The Dartmouth Park Neighbourhood Plan has been prepared by us, a group of local volunteers, over a number of years. If it passes referendum, the views of local people, as expressed in the Plan, will directly influence any changes in our area, including on potentially major development sites like Murphys Yard, Highgate Newtown Community Centre and Mansfield Bowls Club, should new proposals come forward.
Our Plan is mostly concerned with making sure that any development – large or small – maintains the special character of the area.
A Neighbourhood Plan only has any weight if it has passed a local referendum with over half of votes cast.
We were all set to hold the local referendum in early December but this was delayed by the General Election.
The new date is Thursday 6th February, with polling stations at Highgate Road Chapel (Chetwynd Road) and Highgate Library Civic and Cultural Centre (Croftdown Road). If you live in the Neighbourhood Area, you should receive a polling card early in January.

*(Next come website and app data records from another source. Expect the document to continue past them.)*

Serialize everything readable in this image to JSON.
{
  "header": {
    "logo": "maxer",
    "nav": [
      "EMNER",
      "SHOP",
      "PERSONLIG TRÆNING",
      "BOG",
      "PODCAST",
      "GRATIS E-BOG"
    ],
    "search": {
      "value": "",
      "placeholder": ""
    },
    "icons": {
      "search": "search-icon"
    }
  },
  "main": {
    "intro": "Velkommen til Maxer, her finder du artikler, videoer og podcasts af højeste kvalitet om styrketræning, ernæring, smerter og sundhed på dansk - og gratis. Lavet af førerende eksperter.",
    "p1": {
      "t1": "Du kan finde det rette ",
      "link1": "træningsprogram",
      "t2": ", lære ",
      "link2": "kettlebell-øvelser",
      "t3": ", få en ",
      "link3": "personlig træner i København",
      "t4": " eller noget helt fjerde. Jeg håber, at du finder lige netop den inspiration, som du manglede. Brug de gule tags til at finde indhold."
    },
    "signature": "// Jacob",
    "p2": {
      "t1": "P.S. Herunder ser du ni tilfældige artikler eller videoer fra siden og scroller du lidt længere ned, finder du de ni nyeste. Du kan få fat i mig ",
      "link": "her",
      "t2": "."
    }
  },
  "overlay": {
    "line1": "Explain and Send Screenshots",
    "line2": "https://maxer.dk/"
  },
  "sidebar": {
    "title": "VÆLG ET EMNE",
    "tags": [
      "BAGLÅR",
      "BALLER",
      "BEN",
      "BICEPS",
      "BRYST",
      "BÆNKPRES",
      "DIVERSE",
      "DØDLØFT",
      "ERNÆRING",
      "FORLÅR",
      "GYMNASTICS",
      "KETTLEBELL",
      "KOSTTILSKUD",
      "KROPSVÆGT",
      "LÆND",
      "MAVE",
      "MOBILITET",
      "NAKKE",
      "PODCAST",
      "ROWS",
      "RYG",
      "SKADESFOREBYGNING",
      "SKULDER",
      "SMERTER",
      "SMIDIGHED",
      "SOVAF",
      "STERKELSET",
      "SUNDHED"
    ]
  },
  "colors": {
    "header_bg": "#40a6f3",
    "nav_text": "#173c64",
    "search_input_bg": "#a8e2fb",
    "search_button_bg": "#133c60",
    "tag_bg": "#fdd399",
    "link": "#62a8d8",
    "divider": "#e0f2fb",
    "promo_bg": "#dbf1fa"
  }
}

Other news: what else is going on?Camden Council’s Kentish Town Planning Framework is out for final consultation now. It sets out their expectations for future development on Murphys Yard and also Regis Road (which is not in the Dartmouth Park Neighbourhood Forum area). Please take a look and give your views to the Council by 29 January 2020.In the meantime, Murphys are preparing their own planning application. The designs that they showed at exhibitions included several tall towers. We will continue to engage with them to ensure that the final scheme fits well into the surrounding neighbourhoods and has an appropriate mix of uses, including genuinely affordable housing. Murphys have a website to explain all, here. It’s great to see the new shops fitting out on Swains Lane. The Swains Lane Retail Forum has worked hard to attract the type of independent traders that many local people want to see. Happy new year to all our neighbours! We hope to see you at our AGM and please don’t forget to vote on 6 February.